This law and subsequent protest bring up a lot of discussions concerning America’s ongoing struggle with the limits of the Second Amendment and how to truly keep students safe on campus (Hint: it's not by allowing them to secretly carry their own guns). But the issue also brings up the idea that Americans are more frightened and uncomfortable with the presence of genitalia than of violence and possible death.

When the film Fifty Shades of Grey was released in the United States, the public debated whether it would receive an R or NC-17 rating from the Motion Picture Association of America. After cutting certain scenes, it would go on to receive an R. In France, meanwhile, Le Centre National du Cinéma intended to release the film without any restriction, but it was concerned that BDSM relationships were portrayed poorly in the film. Ultimately it was given a "12" rating, meaning anyone over the age of twelve was allowed to view the film, even without a parent or adult accompanying them. Violence tends to earn films a more restricted rating in France; for the United States, sex is the greater evil.

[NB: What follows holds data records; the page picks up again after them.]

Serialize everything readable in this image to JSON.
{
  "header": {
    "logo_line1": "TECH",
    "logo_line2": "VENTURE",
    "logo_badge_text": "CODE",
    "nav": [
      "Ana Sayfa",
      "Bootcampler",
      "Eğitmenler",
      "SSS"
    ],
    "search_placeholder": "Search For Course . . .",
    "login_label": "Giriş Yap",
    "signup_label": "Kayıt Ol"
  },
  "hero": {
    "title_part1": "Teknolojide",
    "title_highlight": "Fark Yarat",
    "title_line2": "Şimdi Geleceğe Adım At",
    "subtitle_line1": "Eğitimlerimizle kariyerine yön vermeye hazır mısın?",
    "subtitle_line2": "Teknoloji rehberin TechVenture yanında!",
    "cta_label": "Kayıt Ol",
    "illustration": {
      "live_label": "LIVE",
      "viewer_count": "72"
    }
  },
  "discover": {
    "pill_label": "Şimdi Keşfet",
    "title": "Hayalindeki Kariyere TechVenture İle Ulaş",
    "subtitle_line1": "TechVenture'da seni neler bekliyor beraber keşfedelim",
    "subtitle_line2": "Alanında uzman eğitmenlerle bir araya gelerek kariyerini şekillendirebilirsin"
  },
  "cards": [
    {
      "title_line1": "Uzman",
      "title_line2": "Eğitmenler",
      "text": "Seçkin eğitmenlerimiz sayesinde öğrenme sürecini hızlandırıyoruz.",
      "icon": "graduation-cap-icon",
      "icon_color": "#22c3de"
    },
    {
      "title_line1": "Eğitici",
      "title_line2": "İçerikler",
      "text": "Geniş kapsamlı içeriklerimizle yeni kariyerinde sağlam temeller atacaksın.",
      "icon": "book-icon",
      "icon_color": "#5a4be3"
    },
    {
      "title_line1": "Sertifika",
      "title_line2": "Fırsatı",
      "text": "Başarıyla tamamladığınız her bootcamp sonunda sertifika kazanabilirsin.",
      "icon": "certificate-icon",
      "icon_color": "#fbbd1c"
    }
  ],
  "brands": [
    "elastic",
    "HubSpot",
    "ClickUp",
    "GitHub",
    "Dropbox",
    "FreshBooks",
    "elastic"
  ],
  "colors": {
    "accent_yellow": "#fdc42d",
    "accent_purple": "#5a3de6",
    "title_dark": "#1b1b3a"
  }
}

Allowing your young child to watch a movie like Fifty Shades of Grey probably isn't the best parenting choice. But it's also probably not healthy for them to watch the Dark Knight Trilogy, each of which received a PG-13 rating despite its portrayal of intense violence and psychological fear. Why are Americans so willing to accept violence as an everyday situation, while sex and even nudity remain taboo? Surely, it is more detrimental for young people to see advertisements and propaganda displaying weapons and violence than it is for them to see a pair of breasts.

The United States, which has had 294 mass shootings this year, needs to reevaluate its stance on the norm of violence. Between 1968 and 2011, almost 1.4 million Americans died from firearm deaths. For perspective, the combined number of casualties for every war fought by Americans is 1.2 million. Perhaps if we taught our children that loving is more normal than killing, those numbers would decrease.